Too late now, but I wish I could get my medical records all the way back to infancy. I recommend that you request a copy of your record -- while you still can -- every time you stop using a provider.
Many providers keep your records for 10 years or less after your last contact. Most will want to keep your record for at least 3 years (after your age 18 for kids) for potential use in defending a malpractice suit. You can keep your own records indefinitely. You can also review them for errors before passing them on to a new provider.
You cannot actually make a complete "copy" of an electronic (digital) record. You can only see truly complete electronic records on a computer screen using the software that recorded and maintains them. However, you can demand a reasonable facsimile to keep on your own media even if it consists only of computer generated "pages."
Consider maintaining your own patient-centric records in the cloud so you -- and providers to whom you grant access -- can use them in an emergency away from home.
I hope cloud-based electronic record vendors will someday allow patients -- and other providers designated by patients -- direct read-only access to records without going through the provider who created the records.

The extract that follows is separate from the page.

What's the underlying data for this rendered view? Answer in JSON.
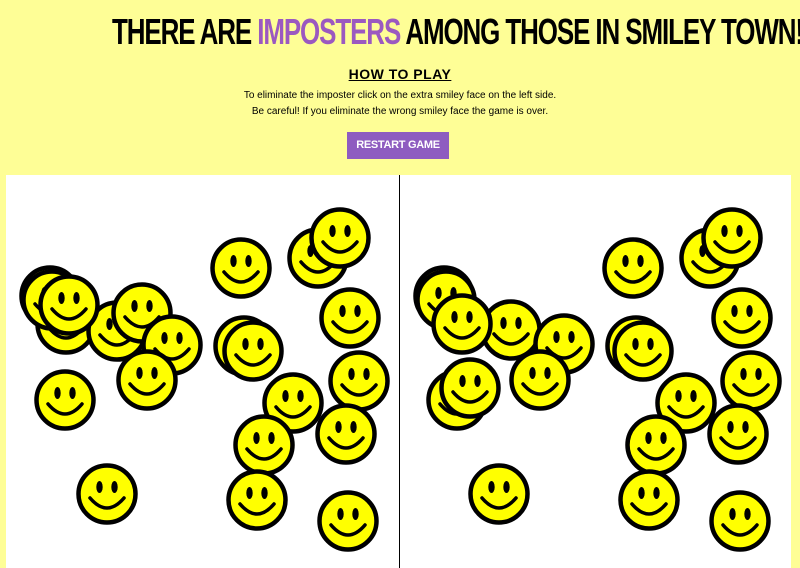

Maybe the patient could even elect, presumably for a fee, to maintain the record indefinitely.